- Bomikazi Chinhamo spent her childhood watching her mother sell chickens, vegetables, and eggs on the side of the road.
- She is the owner of Clareb Accessories, which specialises in traditional handcrafted accessories and home décor with a global footprint.
- "I am happy that people now understand that cultural wear is not inferior. It is a symbol of awareness and self-actualisation. For me, it is liberation!"
Bomikazi Chinhamo spent her childhood watching her mother, who was a street hawker, selling chickens, vegetables, and eggs on the side of the road.
The street corner where her mother would be found every day, Bomikazi says, is the reason she was able to start a thriving business that embraces heritage.
She is the owner of Clareb Accessories, which specialises in traditional handcrafted accessories and home décor with a global footprint.
"Every day after school in a village called Corhana in the Eastern Cape, it was my responsibility to go to my mother's stall and take over the stall while she headed home to prepare meals for the day for our family."
Her mother's stall was about 5km away from home.
While other children rushed home to play, she knew that her responsibility was to look after the business that put food on the table. This would happen even on weekends and school holidays.
"I was never ashamed of helping my mother. I would even sell peaches at school. This continued until I went for tertiary in Gqeberha."

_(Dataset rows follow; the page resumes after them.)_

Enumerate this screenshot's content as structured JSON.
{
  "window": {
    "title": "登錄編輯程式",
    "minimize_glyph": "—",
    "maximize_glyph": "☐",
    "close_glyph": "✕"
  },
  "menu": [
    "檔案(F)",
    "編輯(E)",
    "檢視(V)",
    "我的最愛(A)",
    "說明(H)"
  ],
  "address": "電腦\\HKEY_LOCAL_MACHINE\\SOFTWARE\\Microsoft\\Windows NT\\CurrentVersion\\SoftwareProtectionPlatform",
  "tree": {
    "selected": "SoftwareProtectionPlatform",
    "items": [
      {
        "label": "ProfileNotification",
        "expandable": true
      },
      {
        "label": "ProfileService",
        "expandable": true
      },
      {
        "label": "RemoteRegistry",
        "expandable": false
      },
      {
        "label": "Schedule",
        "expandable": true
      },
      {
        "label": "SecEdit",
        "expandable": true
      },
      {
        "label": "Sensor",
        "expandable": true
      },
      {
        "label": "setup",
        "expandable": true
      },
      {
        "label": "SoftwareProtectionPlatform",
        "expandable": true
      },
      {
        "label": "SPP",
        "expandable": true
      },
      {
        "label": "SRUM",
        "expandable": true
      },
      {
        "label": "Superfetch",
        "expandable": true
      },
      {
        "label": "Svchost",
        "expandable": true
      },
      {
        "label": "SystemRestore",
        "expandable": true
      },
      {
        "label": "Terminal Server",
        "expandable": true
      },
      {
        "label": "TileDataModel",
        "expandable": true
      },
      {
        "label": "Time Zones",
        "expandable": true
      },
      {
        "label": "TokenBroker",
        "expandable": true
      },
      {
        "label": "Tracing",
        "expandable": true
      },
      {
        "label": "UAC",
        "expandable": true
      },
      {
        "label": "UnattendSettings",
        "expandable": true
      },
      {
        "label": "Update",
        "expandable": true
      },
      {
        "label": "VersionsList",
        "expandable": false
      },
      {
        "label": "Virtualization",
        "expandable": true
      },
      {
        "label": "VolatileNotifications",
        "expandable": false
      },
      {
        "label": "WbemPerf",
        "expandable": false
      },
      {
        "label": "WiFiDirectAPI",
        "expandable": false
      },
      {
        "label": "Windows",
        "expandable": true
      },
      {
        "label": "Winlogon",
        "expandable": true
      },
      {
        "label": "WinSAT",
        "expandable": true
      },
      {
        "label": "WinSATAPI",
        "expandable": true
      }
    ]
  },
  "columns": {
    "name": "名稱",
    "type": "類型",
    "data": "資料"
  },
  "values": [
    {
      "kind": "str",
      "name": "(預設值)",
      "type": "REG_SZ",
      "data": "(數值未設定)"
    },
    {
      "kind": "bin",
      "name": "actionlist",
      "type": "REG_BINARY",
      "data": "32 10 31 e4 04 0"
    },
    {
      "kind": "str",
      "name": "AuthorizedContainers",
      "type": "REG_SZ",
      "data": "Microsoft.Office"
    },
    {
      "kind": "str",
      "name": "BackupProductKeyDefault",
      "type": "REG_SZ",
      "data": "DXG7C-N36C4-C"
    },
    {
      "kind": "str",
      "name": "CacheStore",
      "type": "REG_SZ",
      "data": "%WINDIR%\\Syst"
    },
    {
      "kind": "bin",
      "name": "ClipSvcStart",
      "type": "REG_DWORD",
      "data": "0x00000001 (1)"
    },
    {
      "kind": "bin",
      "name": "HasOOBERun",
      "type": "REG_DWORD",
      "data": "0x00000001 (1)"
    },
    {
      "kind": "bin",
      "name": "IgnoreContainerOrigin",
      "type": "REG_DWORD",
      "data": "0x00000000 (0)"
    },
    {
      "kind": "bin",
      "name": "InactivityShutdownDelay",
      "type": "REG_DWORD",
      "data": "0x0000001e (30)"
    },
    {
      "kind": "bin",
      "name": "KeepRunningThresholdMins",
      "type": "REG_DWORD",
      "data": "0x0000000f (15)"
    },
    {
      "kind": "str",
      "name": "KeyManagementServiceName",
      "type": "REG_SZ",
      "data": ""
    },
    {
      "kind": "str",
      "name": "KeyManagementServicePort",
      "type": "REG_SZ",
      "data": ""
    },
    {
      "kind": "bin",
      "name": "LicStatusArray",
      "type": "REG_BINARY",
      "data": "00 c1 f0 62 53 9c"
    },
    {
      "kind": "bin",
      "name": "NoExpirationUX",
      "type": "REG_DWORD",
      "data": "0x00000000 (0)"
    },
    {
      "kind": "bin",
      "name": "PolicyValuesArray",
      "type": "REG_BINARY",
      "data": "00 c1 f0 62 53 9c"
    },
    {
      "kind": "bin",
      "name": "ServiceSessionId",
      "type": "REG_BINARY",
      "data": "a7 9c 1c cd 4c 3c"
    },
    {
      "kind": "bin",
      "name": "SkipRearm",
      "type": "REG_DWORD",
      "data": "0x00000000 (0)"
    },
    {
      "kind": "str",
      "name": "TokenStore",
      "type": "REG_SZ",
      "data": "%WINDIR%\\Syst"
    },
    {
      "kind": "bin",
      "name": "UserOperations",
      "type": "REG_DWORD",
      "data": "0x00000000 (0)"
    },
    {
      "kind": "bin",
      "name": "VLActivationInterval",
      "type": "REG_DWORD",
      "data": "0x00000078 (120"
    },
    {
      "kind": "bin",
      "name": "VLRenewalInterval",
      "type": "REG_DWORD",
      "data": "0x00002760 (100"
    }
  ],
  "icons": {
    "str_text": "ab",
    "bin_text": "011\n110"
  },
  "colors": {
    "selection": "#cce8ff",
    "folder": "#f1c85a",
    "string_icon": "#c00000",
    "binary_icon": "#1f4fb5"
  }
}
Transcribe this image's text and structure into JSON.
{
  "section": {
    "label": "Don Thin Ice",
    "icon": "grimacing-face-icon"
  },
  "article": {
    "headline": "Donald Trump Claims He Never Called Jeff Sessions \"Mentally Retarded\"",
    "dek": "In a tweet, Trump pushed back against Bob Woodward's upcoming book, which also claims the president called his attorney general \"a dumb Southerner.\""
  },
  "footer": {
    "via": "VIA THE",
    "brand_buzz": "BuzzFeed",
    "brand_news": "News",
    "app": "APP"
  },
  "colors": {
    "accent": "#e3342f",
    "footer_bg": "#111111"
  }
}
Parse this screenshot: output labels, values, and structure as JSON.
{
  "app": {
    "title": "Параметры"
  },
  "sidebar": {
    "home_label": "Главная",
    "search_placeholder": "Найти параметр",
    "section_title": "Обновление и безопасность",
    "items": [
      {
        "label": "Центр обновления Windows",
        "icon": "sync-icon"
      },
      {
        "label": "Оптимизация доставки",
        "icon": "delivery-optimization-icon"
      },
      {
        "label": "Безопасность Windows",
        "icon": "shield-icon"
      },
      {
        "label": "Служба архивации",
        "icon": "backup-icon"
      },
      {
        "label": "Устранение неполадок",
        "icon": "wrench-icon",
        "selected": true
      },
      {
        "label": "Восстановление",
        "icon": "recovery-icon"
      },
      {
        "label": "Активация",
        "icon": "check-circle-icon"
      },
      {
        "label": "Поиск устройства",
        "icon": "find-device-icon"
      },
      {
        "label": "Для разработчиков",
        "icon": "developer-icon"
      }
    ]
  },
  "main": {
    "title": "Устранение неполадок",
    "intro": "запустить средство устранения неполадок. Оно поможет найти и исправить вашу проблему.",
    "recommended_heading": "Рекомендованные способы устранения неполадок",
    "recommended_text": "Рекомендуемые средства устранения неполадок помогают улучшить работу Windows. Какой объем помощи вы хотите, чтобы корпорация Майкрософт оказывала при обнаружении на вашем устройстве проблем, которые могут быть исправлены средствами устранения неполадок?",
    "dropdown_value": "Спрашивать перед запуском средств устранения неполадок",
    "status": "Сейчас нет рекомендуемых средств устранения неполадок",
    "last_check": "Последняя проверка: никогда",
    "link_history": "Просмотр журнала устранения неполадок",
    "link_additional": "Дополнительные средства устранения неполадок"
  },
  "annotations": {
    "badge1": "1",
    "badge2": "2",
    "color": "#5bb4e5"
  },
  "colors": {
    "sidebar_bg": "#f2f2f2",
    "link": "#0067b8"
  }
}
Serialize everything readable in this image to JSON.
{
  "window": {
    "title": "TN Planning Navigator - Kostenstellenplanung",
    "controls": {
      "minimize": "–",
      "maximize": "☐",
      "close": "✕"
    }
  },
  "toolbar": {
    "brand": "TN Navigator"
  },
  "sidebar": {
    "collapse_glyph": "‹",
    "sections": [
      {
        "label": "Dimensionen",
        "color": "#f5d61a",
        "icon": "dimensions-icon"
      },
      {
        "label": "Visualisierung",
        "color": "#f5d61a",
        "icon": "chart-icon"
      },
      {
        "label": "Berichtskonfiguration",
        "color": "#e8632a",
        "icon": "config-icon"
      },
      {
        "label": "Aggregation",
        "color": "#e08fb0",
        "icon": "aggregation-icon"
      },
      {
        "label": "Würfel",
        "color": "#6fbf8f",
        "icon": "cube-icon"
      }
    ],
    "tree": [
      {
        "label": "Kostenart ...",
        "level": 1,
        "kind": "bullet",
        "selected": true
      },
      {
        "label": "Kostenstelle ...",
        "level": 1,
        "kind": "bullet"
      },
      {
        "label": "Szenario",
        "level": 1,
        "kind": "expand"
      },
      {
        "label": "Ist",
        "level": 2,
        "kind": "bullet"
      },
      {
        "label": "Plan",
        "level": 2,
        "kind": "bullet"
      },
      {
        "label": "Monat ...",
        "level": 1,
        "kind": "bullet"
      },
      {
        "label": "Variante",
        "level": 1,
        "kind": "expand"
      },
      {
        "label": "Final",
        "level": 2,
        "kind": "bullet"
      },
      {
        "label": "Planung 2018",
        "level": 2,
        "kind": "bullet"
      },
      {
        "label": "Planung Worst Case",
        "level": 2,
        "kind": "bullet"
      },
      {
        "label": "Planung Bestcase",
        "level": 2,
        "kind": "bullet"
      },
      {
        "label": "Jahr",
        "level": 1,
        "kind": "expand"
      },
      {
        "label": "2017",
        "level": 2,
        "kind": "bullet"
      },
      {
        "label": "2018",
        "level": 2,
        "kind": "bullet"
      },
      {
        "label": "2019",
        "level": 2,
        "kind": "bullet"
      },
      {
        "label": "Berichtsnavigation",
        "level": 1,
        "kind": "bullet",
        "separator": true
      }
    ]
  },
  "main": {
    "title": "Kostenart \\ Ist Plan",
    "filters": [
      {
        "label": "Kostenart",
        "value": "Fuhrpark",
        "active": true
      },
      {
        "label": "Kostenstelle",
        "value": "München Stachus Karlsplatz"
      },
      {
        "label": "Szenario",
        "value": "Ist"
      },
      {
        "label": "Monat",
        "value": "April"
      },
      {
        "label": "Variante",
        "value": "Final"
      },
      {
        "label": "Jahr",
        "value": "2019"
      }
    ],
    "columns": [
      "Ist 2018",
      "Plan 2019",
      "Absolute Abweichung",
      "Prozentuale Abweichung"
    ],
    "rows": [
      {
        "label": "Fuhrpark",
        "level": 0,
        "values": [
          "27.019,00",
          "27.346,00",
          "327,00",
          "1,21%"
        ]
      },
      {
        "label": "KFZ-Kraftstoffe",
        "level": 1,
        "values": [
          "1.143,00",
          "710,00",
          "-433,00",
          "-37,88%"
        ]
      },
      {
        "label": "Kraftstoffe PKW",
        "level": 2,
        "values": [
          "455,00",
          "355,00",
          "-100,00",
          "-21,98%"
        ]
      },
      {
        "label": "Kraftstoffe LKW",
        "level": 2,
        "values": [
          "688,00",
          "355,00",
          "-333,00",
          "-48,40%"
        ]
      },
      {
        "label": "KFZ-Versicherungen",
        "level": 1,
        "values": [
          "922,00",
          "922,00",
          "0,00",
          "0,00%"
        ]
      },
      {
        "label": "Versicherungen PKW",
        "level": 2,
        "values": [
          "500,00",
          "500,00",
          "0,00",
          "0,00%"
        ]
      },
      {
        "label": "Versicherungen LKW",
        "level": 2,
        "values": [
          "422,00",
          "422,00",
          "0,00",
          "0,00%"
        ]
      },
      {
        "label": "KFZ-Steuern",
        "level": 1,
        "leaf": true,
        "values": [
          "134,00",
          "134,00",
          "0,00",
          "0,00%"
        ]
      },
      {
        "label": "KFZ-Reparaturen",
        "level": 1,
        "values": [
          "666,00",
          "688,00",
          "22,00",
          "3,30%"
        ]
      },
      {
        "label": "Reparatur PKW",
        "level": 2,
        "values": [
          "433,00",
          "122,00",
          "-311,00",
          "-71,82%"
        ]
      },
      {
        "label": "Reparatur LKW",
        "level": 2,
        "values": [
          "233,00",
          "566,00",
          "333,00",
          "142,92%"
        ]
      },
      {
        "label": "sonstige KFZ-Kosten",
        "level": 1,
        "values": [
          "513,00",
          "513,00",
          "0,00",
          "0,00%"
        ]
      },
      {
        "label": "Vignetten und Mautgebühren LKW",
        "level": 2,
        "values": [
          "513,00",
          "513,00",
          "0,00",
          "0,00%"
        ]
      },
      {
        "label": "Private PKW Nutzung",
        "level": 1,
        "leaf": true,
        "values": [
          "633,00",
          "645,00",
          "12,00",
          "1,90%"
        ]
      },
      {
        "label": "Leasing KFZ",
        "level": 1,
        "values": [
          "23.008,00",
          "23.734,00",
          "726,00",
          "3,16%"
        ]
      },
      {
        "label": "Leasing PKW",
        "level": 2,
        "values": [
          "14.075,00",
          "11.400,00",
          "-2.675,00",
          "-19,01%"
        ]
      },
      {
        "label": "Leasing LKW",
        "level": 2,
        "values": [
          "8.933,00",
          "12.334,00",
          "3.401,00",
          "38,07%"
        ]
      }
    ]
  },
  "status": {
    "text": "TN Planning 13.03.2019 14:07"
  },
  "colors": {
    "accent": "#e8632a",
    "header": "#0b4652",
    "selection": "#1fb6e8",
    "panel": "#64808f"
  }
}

Chinhamo obtained a diploma in Operations Management as a result of her mom's sacrifices.
"I also need to mention that my brother obtained a PhD from that stall," she says.
When she looks over the lessons learnt from time spent on that stall, she can't help but be grateful for her role model, her mother, who sadly died two months ago.
"Of our conversations, she spoke mainly about working hard to achieve my dreams, letting God lead the way and, more importantly, respecting people regardless of their social or economic status. Impacting people with little or no opportunities for employment was planted there. I dreamt of a world where vagabonds, the downtrodden, villagers who have been through rural peasantry life and the poor would have a meal on the table," she adds.
In 2016, as a result of watching her mother, who did craftwork in her spare time and seeing women on the pavement selling handcrafted work while accompanying her mother to collect her pension money, her love for it started growing. When she started working and had the resources to buy what she needed to start her own business, she started designing pieces for bead artists.
"I targeted specifically those ladies because I knew that income from the beads would change their lives."
It is not just a business, she stresses.
"Heritage work is very important to me because it creates an identity for Africans. African history is very rich but unfortunately was recorded with an afro-centric point of view, real African history is manifested in artwork which includes beads and other artwork."
She says it is exciting to see South Africans and Africans embrace their heritage through art because it is a weapon to rewrite a distorted history.
Bomikazi says: "I am so excited that Africans have come to the realisation that Africa has a history which is as rich and important as European history. I am happy that people now understand that cultural wear is not inferior. It is a symbol of awareness and self-actualisation. For me, it is liberation!"
She says she owes success in all areas of life to that stall.
"Life has no meaning for people that are self-conceited. Help others so that you can also be successful, and if you can make a small impact in your little corner as an individual with far-reaching consequences and also follow your passion, the rest will come," Bomikazi adds.